Gamelab was a company I founded in 2000 with the incredibly talented Peter Lee, a company that he and I ran together until its doors closed a decade later in 2009. Gamelab developed innovative and experimental games, defining the independent game studio of the 21st Century many years before “indie games” became a buzzword.

We made dozens of games over the years, growing to about 30 staff. Fiercely independent, the mission of Gamelab was always to “invent new ways to play.” And we did – finding new audiences for gaming as we helped create “casual games” with hits like Diner Dash; experimenting with funding models as we pioneered film-style project-based financing or grant-funded partnerships with nonprofits. Mostly, however, we innovated through our games themselves, exploring new kinds of subject matter, new aesthetic styles, and new forms of gameplay.

Our games ranged from Arcadia, a strange game where the player had to play four Atari-style games at once to Ayiti: The Cost of Life, a game about poverty in Haiti created with NYC nonprofit Global Kids and a class of high school students. We made eight massively multiplayer conference game experiments for the Game Developers Conference, and designed a toy-based dueling game for LEGO where players constructed their game pieces brick by brick.

Although I am very proud of our games, the best part of Gamelab was the culture of design research and the rigorous creative processes that defined the daily experience of the company. Every person at Gamelab was empowered to come up with ideas and critique projects in development, and many former staff report that Gamelab represented the creative highlight of their professional lives.

We had a strong impact on independent game culture, especially in New York City. We spun off two companies, the nonprofit Institute of Play, and the game-building site Gamestar Mechanic. NYC organizations like Gigantic Mechanic, Playmatics, and Come Out and Play were all founded by Gamelab alums.

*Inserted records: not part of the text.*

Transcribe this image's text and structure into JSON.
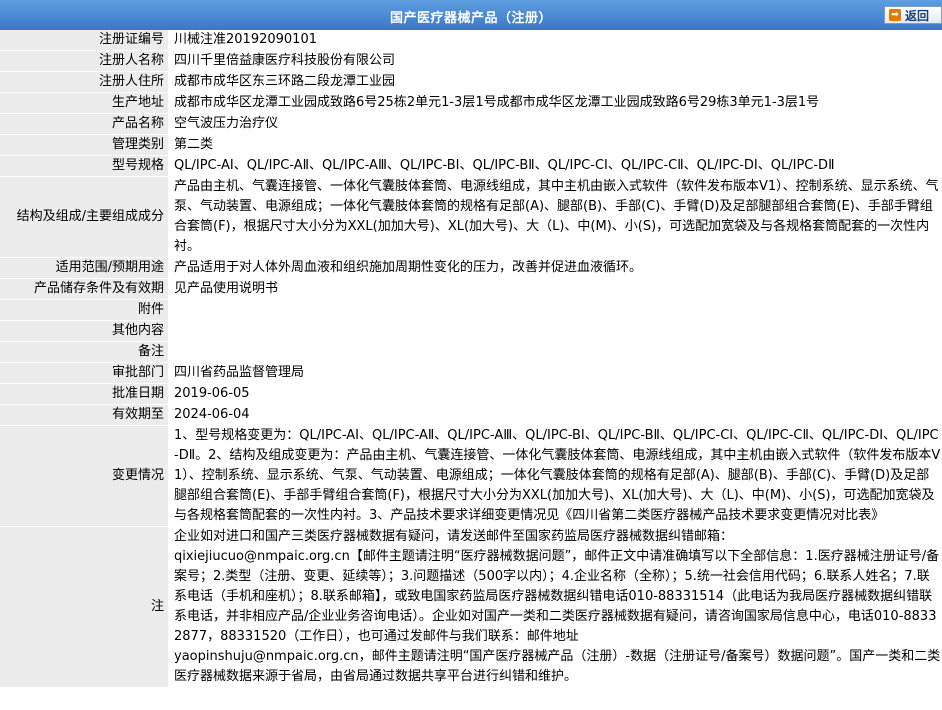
{
  "header": {
    "title": "国产医疗器械产品（注册）",
    "back_label": "返回"
  },
  "fields": {
    "reg_no": {
      "label": "注册证编号",
      "value": "川械注准20192090101"
    },
    "registrant": {
      "label": "注册人名称",
      "value": "四川千里倍益康医疗科技股份有限公司"
    },
    "address": {
      "label": "注册人住所",
      "value": "成都市成华区东三环路二段龙潭工业园"
    },
    "production": {
      "label": "生产地址",
      "value": "成都市成华区龙潭工业园成致路6号25栋2单元1-3层1号成都市成华区龙潭工业园成致路6号29栋3单元1-3层1号"
    },
    "product_name": {
      "label": "产品名称",
      "value": "空气波压力治疗仪"
    },
    "category": {
      "label": "管理类别",
      "value": "第二类"
    },
    "model": {
      "label": "型号规格",
      "value": "QL/IPC-AⅠ、QL/IPC-AⅡ、QL/IPC-AⅢ、QL/IPC-BⅠ、QL/IPC-BⅡ、QL/IPC-CⅠ、QL/IPC-CⅡ、QL/IPC-DⅠ、QL/IPC-DⅡ"
    },
    "structure": {
      "label": "结构及组成/主要组成成分",
      "value": "产品由主机、气囊连接管、一体化气囊肢体套筒、电源线组成，其中主机由嵌入式软件（软件发布版本V1）、控制系统、显示系统、气泵、气动装置、电源组成；一体化气囊肢体套筒的规格有足部(A)、腿部(B)、手部(C)、手臂(D)及足部腿部组合套筒(E)、手部手臂组合套筒(F)，根据尺寸大小分为XXL(加加大号)、XL(加大号)、大（L)、中(M)、小(S)，可选配加宽袋及与各规格套筒配套的一次性内衬。"
    },
    "scope": {
      "label": "适用范围/预期用途",
      "value": "产品适用于对人体外周血液和组织施加周期性变化的压力，改善并促进血液循环。"
    },
    "storage": {
      "label": "产品储存条件及有效期",
      "value": "见产品使用说明书"
    },
    "attachment": {
      "label": "附件",
      "value": ""
    },
    "other": {
      "label": "其他内容",
      "value": ""
    },
    "remarks": {
      "label": "备注",
      "value": ""
    },
    "dept": {
      "label": "审批部门",
      "value": "四川省药品监督管理局"
    },
    "approve_date": {
      "label": "批准日期",
      "value": "2019-06-05"
    },
    "expire_date": {
      "label": "有效期至",
      "value": "2024-06-04"
    },
    "changes": {
      "label": "变更情况",
      "value": "1、型号规格变更为：QL/IPC-AⅠ、QL/IPC-AⅡ、QL/IPC-AⅢ、QL/IPC-BⅠ、QL/IPC-BⅡ、QL/IPC-CⅠ、QL/IPC-CⅡ、QL/IPC-DⅠ、QL/IPC-DⅡ。2、结构及组成变更为：产品由主机、气囊连接管、一体化气囊肢体套筒、电源线组成，其中主机由嵌入式软件（软件发布版本V1）、控制系统、显示系统、气泵、气动装置、电源组成；一体化气囊肢体套筒的规格有足部(A)、腿部(B)、手部(C)、手臂(D)及足部腿部组合套筒(E)、手部手臂组合套筒(F)，根据尺寸大小分为XXL(加加大号)、XL(加大号)、大（L)、中(M)、小(S)，可选配加宽袋及与各规格套筒配套的一次性内衬。3、产品技术要求详细变更情况见《四川省第二类医疗器械产品技术要求变更情况对比表》"
    }
  },
  "note": {
    "label": "注",
    "part1": "企业如对进口和国产三类医疗器械数据有疑问，请发送邮件至国家药监局医疗器械数据纠错邮箱：",
    "email1": "qixiejiucuo@nmpaic.org.cn",
    "part2": "【邮件主题请注明“医疗器械数据问题”，邮件正文中请准确填写以下全部信息：1.医疗器械注册证号/备案号；2.类型（注册、变更、延续等）；3.问题描述（500字以内）；4.企业名称（全称）；5.统一社会信用代码；6.联系人姓名；7.联系电话（手机和座机）；8.联系邮箱】，或致电国家药监局医疗器械数据纠错电话010-88331514（此电话为我局医疗器械数据纠错联系电话，并非相应产品/企业业务咨询电话）。企业如对国产一类和二类医疗器械数据有疑问，请咨询国家局信息中心，电话010-88332877，88331520（工作日），也可通过发邮件与我们联系：邮件地址",
    "email2": "yaopinshuju@nmpaic.org.cn",
    "part3": "，邮件主题请注明“国产医疗器械产品（注册）-数据（注册证号/备案号）数据问题”。国产一类和二类医疗器械数据来源于省局，由省局通过数据共享平台进行纠错和维护。"
  }
}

Gamelab is no more. But in all of us that touched the company, Gamelab lives on.